“I would love to (medal) at my first international assignment, earn a second, and (medal) there as well,” Brown said. “I want to qualify for and win a medal at the Final this year, and I want to go back to Junior Worlds and win a medal there, too. I want to qualify for nationals again and finish in the top seven. Finally, I want to master the triple Axel and put it into my programs.”
Brown is a full time student at Highland Park High School, where he will be a junior in the fall, which he admits to being a big challenge.
“The school has been very supportive of my skating,” he said appreciatively. “I go to school from 8 A.M. until 12:25 P.M. during which I take my core classes, gym, and electives. I am pretty much taking a full course loadcourse load to graduate, and I go to class straight through with no breaks throughout the day.”

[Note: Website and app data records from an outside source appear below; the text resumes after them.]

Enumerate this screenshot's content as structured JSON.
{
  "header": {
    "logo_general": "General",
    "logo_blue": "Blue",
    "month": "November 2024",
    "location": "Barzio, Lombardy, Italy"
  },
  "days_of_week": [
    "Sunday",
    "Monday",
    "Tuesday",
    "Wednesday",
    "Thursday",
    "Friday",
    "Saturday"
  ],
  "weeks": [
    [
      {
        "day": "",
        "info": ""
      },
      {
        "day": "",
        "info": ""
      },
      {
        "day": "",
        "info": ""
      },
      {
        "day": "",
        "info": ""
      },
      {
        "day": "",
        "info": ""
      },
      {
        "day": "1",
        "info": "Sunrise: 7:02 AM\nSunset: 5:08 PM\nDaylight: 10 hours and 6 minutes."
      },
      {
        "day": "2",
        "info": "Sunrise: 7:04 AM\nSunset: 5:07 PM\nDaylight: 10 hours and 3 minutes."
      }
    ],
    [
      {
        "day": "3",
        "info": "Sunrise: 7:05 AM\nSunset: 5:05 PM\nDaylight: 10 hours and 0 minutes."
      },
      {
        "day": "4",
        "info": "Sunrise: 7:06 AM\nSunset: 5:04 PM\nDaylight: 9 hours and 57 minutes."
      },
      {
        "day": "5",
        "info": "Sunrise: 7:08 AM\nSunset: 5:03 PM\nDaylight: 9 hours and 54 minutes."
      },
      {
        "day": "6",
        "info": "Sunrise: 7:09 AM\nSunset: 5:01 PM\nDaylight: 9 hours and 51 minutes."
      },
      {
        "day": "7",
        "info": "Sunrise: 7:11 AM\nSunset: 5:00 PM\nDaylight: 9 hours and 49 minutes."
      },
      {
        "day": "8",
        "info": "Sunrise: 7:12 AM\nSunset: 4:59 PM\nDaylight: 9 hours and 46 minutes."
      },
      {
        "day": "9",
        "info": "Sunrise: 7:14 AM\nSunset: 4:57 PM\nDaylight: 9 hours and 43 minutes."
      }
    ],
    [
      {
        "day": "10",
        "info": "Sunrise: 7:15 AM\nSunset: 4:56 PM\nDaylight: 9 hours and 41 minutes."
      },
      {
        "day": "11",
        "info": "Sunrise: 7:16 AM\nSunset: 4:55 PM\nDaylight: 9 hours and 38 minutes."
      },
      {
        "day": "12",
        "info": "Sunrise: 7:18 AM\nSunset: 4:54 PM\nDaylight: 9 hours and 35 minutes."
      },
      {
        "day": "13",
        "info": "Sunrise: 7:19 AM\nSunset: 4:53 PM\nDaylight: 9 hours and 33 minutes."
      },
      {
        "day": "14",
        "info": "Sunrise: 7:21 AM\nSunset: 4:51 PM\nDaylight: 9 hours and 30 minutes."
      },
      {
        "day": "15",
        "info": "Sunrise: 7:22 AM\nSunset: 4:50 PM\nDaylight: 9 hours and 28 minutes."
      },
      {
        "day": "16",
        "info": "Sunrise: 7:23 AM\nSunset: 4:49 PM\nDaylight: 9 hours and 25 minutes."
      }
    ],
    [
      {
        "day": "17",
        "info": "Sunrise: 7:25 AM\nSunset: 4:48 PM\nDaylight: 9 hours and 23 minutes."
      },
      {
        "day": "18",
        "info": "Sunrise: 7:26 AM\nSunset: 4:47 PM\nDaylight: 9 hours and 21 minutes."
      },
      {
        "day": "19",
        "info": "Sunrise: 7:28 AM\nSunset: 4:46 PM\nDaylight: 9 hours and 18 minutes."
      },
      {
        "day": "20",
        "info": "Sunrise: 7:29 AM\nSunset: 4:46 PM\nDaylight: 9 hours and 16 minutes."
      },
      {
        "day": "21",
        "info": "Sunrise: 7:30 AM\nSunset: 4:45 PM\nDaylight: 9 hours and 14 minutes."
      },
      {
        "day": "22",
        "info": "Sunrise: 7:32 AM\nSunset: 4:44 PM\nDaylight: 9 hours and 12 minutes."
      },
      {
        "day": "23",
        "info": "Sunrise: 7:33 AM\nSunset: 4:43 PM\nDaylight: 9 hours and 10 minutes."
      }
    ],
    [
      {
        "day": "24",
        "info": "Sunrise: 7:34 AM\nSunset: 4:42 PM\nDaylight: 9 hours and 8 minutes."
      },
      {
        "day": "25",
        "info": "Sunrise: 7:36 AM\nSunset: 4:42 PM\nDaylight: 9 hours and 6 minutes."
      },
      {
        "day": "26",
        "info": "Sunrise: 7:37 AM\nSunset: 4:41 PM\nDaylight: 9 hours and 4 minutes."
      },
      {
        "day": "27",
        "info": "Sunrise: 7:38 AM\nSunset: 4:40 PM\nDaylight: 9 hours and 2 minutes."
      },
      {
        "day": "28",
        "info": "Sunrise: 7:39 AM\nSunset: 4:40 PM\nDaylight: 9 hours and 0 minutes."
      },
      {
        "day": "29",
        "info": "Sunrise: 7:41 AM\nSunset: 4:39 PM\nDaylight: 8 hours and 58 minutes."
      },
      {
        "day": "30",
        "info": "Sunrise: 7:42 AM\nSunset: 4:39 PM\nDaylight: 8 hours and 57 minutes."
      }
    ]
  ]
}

Because he trains throughout Chicago, Brown has been fortunate enough to live at home with his parents Marla and Steve Brown, 18 year-old Jordan, and his 13 year-old brother Dylan.
“My family is so supportive in everything I do, and I can’t thank them enough for being there for me every step of my journey,” he said proudly. “I couldn’t have gotten to where I am without them, and I am so honored to be a part of the Brown family.”
After his skating career is over, Brown hopes to work with children.
“I would love somehow to work with kids in the athletic field, and help them chase their dreams, either academically or physically,” Brown explained. “As of now, I am thinking about becoming a teacher, a coach, or a sports psychologist. Any of these three jobs would be an honor to have.”
And for the Brown fans, he still has his trademark ponytail, though he has been agonizing over it for some time now.
“I would love to hear people’s opinion about my hair – whether good or bad,” he told Golden Skate. “I love having long hair, and it’s sort of my thing, but I always question if I should cut it off or not. I just don’t know when I should do it. I ask people all the time if I should cut it or not, and I get mixed responses.”
Brown even enlisted the help of his coach recently, asking her to poll folks from the skating community about his hair.
“I made my coach take a poll at the PSA conference,” he said. “I had her ask coaches if I should cut my hair, and she came back with 30 tiny pieces of paper with either yes or no on them from the coaches. So, I was obviously nervous to open them, but I slowly began to read them. There were some that said ‘please cut’ and others that said ‘Don’t cut—it’s your trademark’. Once the last slip of paper was read, I looked at my tally sheet, and it was 15 – 15. I was so confused. My coach told me that it meant that it is up to me, but I don’t want to make people mad if I cut it, and what if I look awful with it short? What do I do then? I really don’t think that I will grow it out again if I cut it, so I still wonder what I should do every day. For now, I am keeping it the way it is.”
What do you think? Keep it or cut it?